- How to watch ‘How High 2’ for free 2 Years Ago
- Swipe This!

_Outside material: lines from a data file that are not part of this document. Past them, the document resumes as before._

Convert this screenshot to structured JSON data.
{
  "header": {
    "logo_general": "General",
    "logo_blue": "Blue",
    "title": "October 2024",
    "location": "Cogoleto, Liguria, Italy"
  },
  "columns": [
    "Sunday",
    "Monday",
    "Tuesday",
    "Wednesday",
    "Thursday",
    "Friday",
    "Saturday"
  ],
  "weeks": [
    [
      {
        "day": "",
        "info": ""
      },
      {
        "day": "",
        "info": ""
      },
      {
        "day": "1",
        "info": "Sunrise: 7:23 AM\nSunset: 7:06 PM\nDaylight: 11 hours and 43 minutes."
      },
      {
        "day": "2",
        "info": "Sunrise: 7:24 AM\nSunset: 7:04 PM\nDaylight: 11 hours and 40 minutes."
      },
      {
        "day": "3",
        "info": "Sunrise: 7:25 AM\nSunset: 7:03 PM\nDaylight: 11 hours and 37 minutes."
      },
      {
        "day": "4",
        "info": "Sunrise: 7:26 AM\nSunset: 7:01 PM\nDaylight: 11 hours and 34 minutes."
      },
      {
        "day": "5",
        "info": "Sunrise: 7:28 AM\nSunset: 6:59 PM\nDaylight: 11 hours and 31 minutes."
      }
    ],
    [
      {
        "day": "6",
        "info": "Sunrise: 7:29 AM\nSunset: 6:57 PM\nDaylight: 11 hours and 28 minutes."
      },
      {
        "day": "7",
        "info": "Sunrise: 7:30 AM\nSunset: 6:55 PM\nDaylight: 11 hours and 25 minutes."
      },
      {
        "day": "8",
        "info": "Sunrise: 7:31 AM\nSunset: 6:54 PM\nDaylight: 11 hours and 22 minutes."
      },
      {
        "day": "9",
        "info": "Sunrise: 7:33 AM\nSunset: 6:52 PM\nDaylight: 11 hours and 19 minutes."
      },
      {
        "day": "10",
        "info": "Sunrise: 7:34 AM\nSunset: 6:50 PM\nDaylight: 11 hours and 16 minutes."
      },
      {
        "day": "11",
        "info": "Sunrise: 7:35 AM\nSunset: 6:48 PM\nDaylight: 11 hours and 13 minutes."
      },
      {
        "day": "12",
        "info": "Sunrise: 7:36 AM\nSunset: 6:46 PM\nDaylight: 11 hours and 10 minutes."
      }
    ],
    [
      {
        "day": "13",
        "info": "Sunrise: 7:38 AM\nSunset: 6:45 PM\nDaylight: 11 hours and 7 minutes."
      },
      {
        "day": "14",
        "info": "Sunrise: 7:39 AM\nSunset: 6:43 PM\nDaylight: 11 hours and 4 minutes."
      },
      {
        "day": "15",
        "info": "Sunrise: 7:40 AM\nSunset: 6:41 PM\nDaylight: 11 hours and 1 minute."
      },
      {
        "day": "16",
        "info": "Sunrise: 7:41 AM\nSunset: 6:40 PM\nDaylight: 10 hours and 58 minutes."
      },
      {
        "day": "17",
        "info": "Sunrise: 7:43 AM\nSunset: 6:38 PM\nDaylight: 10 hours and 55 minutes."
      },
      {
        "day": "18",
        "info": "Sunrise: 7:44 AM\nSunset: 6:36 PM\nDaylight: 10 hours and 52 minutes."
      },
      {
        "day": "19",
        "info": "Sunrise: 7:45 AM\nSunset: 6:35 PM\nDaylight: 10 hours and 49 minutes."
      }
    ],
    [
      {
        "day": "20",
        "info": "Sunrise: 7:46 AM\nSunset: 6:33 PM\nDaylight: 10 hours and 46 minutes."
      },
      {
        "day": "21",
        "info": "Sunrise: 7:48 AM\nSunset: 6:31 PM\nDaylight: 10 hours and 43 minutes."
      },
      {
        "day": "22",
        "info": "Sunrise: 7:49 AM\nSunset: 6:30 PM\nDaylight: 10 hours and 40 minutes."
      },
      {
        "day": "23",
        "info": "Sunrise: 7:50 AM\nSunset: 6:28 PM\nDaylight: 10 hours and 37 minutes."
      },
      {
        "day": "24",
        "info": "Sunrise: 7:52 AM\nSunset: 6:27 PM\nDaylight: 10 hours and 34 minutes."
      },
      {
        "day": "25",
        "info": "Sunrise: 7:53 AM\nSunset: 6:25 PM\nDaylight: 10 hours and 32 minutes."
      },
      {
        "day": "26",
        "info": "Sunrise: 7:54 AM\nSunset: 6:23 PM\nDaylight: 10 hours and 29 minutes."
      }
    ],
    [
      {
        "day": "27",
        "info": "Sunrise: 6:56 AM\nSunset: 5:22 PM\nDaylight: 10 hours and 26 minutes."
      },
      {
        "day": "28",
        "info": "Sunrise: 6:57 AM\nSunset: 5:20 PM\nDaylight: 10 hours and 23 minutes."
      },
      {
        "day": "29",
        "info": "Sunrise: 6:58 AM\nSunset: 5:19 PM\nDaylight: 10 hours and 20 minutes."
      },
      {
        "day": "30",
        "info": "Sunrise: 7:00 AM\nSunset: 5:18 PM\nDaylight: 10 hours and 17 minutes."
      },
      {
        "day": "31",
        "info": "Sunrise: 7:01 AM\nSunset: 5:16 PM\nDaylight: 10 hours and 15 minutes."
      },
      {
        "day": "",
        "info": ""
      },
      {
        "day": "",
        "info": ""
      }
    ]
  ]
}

My ex-BFF keeps sliding into my DMs, but I don’t want to be friends 2 Years Ago
- Watch ‘I Am Somebody’s Child: The Regina Louise Story’ for free Today 6:00 AM
- How to watch Barcelona vs. Real Sociedad for free Today 6:00 AM
- How to stream UFC Fight Night 149 for free Today 5:30 AM
- PDF Association dunks on Mueller report PDF Friday 7:33 PM
- Robert Downey Jr. says ‘Endgame’ finale is ‘best 8 minutes’ of any MCU film Friday 4:42 PM
- Elizabeth Warren calls on Congress to impeach Trump Friday 3:43 PM
- BlackBerry Messenger is still a thing—but not for much longer Friday 2:56 PM
- Matt Gaetz hires speechwriter fired by White House for attending white nationalist event Friday 1:33 PM
- Here’s why Elon Musk is a sheep on Twitter Friday 12:14 PM
- Trump is already running Facebook ads on the Mueller report Friday 12:07 PM
- 20 thoughtful gifts grads actually want Friday 12:00 PM
- 7 of the best psychological thriller movies on Shudder Friday 11:44 AM
- Seth Abramson’s epic Mueller thread finally comes to a conclusion Friday 11:40 AM
How Trump’s ‘covfefe’ gaffe rapidly infected every good meme of 2017
The meme internet was ready for this moment.
More than ever before, the meme culture of 2017 is a culture of remixing and recombining memes to create new #content. The meme-industrial complex that includes 4chan, subreddits like r/dankmemes, and derivative sites like iFunny is set up to assimilate any memeworthy news within hours, rapidly grafting it onto the successful memes of the past. On Tuesday night, it went to work on Donald Trump’s now-infamous “covfefe” Twitter typo.
The Trump executive order meme is an obvious one:
But the trend spread to a whole range of recent hits, like “eyes on drugs“:
And the blue “nut button“:
And the Whomst/”expanding brain” meme:
Mocking Spongebob, the biggest meme of May, was an obvious choice:
But no meme, no matter how minor, was safe from the rapidly stretching tendrils of covfefe.
Several factors combined to speed the spread of covfefe across the 2017 meme landscape. As a word that means nothing, it can replace the punchline of any meme, no context required. The work involved is almost zero: Just pick a meme and covfefe it.
— Charles M. Blow (@CharlesMBlow) May 31, 2017
And because memes have become more template-based over time, dank #content creators were supremely prepared for a moment like this. The memes of 2017 tend to be multi-panel images with specific real-estate allocated for a punchline—think of Drake memes or the exploding brain, for example.
When Trump fell asleep with his phone in hand (or whatever happened to bring us “covfefe”) most of the work was already done. All the internet had to do was plug and play.
Jay Hathaway is a former senior writer who specialized in internet memes and weird online culture. He previously served as the Daily Dot’s news editor, was a staff writer at Gawker, and edited the classic websites Urlesque and Download Squad. His work has also appeared on nymag.com, suicidegirls.com, and the Morning News.